**Dataset rows for apps and sites**
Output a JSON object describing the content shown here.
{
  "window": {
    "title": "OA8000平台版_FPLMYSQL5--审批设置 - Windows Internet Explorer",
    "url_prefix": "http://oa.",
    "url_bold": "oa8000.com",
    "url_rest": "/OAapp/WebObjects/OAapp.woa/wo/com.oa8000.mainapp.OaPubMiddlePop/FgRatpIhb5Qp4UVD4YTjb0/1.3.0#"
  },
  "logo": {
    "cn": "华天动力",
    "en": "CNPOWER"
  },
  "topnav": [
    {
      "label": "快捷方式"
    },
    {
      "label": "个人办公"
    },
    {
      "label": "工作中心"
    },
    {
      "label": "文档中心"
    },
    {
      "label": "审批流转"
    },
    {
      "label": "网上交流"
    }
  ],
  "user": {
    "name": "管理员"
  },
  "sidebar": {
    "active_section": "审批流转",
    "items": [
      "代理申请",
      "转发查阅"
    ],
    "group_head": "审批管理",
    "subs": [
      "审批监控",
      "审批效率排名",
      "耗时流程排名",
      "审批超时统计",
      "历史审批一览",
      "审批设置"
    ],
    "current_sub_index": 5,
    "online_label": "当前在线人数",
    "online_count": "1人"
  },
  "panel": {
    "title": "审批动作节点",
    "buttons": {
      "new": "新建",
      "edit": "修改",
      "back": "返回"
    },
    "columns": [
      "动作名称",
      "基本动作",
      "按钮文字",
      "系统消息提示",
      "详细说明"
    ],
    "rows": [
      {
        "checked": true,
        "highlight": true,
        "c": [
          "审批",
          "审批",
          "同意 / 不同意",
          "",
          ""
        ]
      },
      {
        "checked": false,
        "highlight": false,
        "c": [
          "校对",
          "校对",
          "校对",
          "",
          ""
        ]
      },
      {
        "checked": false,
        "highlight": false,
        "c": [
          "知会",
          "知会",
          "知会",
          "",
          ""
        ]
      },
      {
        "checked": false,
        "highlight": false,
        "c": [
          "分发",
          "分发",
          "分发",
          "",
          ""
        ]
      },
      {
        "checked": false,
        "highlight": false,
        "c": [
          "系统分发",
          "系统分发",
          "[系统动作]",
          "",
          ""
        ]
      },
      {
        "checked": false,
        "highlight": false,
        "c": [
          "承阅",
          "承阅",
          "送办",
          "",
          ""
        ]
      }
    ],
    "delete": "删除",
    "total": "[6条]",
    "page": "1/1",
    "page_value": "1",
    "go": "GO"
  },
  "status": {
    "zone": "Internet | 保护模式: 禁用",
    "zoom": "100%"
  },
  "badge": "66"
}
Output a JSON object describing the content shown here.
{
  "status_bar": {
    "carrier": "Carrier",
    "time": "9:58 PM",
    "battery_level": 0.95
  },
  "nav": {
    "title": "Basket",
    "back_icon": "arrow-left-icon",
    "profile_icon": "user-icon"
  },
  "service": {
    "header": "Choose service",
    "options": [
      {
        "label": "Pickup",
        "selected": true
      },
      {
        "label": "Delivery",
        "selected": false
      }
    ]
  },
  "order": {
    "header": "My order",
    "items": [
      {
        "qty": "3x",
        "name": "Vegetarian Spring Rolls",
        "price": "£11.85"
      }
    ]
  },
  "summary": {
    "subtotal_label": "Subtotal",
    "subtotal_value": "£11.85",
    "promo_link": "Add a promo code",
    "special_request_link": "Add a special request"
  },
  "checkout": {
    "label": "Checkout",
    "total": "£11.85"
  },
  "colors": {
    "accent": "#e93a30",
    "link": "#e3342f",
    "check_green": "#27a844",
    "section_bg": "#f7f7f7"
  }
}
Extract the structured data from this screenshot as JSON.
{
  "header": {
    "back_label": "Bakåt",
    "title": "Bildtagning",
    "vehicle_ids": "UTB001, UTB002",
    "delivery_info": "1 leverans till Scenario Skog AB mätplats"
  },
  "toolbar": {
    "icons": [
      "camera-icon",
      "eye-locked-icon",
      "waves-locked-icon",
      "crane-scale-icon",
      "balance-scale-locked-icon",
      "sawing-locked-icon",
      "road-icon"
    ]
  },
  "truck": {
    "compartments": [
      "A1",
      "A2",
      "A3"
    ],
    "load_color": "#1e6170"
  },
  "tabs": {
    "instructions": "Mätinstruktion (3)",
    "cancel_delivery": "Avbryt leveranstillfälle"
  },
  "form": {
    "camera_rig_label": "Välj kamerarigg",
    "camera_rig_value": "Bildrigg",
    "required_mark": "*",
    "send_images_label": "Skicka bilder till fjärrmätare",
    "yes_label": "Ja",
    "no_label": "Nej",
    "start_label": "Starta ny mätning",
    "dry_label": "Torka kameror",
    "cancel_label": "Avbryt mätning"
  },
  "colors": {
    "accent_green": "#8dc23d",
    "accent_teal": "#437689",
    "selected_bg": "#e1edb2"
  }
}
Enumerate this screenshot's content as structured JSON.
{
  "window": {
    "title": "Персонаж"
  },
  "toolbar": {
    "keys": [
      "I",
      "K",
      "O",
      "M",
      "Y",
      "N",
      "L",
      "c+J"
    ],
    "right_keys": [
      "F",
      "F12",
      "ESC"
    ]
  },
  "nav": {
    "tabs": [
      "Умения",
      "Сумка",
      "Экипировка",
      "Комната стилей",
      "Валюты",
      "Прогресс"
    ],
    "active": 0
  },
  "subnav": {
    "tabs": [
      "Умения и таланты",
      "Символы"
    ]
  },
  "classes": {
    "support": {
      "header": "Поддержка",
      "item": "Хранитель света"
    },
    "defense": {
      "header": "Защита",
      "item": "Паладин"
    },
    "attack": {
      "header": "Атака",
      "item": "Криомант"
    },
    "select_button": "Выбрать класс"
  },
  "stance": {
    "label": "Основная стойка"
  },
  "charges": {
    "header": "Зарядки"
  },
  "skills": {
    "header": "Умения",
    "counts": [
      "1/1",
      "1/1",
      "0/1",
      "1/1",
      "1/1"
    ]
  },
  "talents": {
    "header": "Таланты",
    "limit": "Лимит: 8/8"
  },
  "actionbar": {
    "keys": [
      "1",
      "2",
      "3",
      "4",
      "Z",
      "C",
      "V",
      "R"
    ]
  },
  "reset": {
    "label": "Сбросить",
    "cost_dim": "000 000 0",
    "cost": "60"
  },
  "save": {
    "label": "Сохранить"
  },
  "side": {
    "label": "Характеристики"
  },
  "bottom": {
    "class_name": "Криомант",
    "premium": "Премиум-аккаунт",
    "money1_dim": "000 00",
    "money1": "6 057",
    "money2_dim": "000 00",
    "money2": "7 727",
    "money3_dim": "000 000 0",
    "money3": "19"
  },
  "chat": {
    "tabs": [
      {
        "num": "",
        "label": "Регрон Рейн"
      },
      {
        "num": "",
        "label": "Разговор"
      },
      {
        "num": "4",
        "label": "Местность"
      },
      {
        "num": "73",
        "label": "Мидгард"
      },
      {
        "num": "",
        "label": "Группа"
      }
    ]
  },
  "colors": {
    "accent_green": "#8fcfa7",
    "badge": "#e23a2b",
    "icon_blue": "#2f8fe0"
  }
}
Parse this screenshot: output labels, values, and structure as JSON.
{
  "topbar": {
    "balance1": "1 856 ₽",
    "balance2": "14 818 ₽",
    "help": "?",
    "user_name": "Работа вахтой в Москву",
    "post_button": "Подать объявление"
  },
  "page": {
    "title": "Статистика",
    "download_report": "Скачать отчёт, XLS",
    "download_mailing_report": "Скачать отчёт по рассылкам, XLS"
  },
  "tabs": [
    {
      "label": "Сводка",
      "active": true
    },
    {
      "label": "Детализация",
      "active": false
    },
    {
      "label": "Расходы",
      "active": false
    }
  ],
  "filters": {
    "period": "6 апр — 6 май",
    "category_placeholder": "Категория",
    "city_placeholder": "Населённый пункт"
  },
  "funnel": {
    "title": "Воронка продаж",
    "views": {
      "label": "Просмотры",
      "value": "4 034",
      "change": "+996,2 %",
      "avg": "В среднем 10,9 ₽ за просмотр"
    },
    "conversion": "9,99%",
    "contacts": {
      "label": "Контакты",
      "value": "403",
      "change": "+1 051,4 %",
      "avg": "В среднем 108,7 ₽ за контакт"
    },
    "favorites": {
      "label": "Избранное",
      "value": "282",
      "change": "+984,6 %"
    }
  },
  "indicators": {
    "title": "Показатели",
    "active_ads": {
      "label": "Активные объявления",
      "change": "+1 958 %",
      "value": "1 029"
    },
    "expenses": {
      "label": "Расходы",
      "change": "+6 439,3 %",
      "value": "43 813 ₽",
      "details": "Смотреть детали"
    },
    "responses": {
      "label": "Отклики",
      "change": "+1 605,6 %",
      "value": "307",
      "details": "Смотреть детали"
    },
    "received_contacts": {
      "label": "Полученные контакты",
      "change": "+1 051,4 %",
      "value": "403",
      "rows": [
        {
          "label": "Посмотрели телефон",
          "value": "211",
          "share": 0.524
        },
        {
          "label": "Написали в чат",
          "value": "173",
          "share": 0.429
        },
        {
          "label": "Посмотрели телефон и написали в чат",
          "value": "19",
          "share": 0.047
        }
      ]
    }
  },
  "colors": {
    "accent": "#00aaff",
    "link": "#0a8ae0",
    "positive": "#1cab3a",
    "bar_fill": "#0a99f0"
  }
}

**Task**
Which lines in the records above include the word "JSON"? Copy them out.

**The completed task**
Output a JSON object describing the content shown here.
Output a JSON object describing the content shown here.
Extract the structured data from this screenshot as JSON.
Enumerate this screenshot's content as structured JSON.
Parse this screenshot: output labels, values, and structure as JSON.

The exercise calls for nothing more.